Henry asked Obama a question related to Iran and, in the course of it, quoted a critical comment about Obama made by Mitt Romney. To which the president responded, with a faux smile, “I didn’t know you were the spokesperson for Mitt Romney.”
For a reporter to ask a president a question that includes a quote from a person from the opposite party is about as common as the sun rising in the east. So what explains the president’s snarky response?
The answer, I think, goes back to what my dinner companions said: Obama is exceedingly thin-skinned. Beyond that, he expects to be coddled by, if not worshiped by, the press. And of course Obama carries a particular resentment for Fox News, which doesn’t treat him as the world-historical, Lincoln-like figure Obama sees himself as.

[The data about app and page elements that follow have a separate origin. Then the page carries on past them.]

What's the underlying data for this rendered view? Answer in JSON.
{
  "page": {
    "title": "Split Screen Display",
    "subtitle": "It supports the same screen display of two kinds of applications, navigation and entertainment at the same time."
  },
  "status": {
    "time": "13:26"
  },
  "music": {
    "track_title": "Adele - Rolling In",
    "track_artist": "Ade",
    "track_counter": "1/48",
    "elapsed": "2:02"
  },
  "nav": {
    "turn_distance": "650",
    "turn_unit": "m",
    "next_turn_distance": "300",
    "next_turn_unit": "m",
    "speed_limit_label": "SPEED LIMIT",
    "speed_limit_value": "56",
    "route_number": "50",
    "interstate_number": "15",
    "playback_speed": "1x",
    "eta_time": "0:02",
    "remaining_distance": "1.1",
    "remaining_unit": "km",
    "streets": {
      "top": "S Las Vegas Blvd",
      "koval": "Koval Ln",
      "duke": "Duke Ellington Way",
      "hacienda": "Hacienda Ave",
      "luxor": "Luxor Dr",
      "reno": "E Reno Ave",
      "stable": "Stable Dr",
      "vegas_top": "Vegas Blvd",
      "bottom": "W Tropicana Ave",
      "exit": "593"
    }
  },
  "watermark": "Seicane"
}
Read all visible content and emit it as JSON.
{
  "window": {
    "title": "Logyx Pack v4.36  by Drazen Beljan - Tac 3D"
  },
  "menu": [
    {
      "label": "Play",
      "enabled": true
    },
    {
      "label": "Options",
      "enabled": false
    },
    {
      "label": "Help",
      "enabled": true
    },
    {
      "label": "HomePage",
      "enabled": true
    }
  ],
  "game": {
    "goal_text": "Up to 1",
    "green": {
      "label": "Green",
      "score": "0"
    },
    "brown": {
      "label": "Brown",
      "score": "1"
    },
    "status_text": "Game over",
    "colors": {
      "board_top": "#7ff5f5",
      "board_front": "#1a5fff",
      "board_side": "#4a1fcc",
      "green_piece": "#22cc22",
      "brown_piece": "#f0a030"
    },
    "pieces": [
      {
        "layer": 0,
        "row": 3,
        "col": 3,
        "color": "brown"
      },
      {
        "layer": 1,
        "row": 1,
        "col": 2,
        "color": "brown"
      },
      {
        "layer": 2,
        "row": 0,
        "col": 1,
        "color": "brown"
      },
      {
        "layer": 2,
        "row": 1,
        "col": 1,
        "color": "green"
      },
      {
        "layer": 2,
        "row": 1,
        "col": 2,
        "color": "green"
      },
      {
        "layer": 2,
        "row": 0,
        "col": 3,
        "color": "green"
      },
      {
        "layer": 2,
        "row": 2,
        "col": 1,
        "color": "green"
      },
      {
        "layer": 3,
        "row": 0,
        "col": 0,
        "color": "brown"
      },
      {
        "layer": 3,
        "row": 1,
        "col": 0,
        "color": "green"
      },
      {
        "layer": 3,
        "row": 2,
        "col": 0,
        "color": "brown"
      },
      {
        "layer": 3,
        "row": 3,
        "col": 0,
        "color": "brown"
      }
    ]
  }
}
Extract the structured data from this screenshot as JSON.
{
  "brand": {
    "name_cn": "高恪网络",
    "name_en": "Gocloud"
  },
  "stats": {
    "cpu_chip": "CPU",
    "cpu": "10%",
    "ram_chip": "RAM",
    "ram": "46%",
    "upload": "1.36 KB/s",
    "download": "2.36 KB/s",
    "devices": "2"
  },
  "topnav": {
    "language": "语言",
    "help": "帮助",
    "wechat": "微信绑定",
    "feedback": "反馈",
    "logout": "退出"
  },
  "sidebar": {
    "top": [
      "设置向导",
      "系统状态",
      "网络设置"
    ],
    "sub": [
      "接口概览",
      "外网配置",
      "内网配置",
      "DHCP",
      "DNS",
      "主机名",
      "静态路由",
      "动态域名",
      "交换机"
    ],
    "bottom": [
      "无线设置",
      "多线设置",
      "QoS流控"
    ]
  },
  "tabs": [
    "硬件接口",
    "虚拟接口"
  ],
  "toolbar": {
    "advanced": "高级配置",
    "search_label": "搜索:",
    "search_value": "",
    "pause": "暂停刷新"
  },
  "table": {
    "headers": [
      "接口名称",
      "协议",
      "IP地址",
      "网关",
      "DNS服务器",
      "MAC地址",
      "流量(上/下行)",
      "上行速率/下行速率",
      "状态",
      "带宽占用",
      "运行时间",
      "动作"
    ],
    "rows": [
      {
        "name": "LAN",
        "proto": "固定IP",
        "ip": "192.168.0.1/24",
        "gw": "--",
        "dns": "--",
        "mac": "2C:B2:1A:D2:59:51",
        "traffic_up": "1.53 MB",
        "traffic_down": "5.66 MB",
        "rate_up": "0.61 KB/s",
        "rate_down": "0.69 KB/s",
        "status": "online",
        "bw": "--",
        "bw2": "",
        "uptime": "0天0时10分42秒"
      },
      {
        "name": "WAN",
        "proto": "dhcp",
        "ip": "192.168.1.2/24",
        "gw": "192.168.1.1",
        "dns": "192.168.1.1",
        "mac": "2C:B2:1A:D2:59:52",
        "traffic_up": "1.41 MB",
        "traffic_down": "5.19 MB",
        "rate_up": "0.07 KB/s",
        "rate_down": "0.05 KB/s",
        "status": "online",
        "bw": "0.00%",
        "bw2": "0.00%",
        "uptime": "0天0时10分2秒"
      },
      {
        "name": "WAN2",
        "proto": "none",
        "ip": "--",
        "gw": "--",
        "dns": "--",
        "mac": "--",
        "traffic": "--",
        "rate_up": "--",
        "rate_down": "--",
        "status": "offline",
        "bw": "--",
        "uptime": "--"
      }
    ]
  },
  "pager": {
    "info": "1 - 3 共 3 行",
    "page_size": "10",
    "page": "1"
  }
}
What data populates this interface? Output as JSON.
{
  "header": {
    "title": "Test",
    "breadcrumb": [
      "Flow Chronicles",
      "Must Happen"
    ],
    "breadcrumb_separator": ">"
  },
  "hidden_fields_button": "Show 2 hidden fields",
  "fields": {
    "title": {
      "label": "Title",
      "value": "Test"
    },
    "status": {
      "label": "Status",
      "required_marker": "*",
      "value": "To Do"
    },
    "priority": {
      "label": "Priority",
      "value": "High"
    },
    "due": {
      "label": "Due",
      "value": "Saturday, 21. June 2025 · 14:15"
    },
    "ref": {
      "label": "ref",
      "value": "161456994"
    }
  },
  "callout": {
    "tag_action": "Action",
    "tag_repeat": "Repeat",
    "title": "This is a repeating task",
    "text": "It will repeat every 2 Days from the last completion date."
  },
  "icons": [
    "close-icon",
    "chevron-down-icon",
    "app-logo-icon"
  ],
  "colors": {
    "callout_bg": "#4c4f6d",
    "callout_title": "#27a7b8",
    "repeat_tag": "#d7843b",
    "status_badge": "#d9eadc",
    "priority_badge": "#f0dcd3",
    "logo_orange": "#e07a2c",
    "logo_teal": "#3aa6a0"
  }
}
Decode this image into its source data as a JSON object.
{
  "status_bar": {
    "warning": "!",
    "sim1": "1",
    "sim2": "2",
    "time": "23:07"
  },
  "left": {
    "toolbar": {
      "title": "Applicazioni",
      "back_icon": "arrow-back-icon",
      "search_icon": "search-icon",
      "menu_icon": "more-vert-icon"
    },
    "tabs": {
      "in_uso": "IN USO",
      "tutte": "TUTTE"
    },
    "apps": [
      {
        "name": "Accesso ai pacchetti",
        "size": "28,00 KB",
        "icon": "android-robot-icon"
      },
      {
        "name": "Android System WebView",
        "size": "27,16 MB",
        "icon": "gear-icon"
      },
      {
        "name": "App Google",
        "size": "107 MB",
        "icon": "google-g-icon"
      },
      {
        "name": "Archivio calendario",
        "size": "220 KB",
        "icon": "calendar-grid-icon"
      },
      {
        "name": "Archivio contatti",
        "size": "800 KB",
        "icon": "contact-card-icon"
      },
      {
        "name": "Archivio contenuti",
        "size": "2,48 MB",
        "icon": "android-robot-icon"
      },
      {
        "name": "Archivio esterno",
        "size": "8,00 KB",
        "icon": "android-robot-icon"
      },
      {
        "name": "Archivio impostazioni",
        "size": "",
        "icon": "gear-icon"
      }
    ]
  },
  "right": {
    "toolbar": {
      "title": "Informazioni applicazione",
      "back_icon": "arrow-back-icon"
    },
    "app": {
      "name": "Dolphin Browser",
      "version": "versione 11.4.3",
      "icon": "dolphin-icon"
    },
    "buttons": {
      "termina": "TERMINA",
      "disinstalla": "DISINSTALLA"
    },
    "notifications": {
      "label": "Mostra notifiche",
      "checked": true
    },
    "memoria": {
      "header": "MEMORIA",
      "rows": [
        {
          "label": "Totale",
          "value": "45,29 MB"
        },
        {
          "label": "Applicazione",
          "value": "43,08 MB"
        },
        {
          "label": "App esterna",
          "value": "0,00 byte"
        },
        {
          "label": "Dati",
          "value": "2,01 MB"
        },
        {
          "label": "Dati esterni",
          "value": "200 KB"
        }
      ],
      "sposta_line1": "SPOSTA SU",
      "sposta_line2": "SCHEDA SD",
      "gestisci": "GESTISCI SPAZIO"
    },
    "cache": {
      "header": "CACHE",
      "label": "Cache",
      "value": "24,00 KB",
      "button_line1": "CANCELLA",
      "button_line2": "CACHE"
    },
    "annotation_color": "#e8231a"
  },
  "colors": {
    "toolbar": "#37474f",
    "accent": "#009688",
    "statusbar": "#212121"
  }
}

In their book The Battle for America 2008, Haynes Johnson and Dan Balz wrote this:
[Chief political aide David] Axelrod also warned that Obama’s confessions of youthful drug use, described in his memoir, Dreams From My Father, would be used against him. “This is more than an unpleasant inconvenience,” he wrote. “It goes to your willingness and ability to put up with something you have never experienced on a sustained basis: criticism. At the risk of triggering the very reaction that concerns me, I don’t know if you are Muhammad Ali or Floyd Patterson when it comes to taking a punch. You care far too much what is written and said about you. You don’t relish combat when it becomes personal and nasty. When the largely irrelevant Alan Keyes attacked you, you flinched,” he said of Obama’s 2004 U.S. Senate opponent.
Obama has flinched ever since – and he’s flinching now more than ever.
I have commented several times before that as Obama’s presidency collapses, he will have a terrible time processing it. He is becoming increasingly petulant and exasperated, blaming others for his own failures, and even seeing conspiracies (Ed Henry is carrying water for Mitt Romney) where none exist.
It’s a sad thing to watch Barack Obama morph into Richard Nixon.